[Data about app and page elements]
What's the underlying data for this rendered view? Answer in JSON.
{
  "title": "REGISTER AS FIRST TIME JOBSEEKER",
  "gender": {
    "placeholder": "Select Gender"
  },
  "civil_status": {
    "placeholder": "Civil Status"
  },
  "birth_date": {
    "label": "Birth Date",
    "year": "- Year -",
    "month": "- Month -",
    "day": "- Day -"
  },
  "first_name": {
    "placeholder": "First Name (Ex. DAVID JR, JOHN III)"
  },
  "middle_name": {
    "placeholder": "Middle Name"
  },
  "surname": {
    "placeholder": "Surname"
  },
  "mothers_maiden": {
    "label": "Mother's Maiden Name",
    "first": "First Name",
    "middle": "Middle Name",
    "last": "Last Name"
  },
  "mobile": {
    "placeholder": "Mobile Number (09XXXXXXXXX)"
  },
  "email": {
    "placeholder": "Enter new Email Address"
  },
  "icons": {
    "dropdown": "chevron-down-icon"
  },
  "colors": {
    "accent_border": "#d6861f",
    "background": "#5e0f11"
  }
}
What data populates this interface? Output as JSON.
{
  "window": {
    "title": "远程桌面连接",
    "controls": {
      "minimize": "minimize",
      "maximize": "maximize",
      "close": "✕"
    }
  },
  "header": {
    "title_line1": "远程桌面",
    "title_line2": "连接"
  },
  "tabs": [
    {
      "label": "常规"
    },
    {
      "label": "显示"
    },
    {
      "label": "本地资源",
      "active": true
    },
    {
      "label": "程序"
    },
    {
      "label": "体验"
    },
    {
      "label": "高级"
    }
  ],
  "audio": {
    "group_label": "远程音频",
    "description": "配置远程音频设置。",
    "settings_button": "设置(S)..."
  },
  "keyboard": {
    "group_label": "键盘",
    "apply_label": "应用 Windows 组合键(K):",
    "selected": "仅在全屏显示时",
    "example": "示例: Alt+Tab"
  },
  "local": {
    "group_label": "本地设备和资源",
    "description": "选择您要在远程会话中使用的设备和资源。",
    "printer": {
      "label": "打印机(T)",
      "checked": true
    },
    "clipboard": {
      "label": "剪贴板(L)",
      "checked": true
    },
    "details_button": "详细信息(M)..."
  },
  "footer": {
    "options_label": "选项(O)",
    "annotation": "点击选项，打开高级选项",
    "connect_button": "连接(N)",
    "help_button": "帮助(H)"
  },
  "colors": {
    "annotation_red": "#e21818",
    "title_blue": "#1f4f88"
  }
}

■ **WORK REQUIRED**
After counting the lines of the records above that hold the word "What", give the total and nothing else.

■ **EXERCISE RESPONSE**
2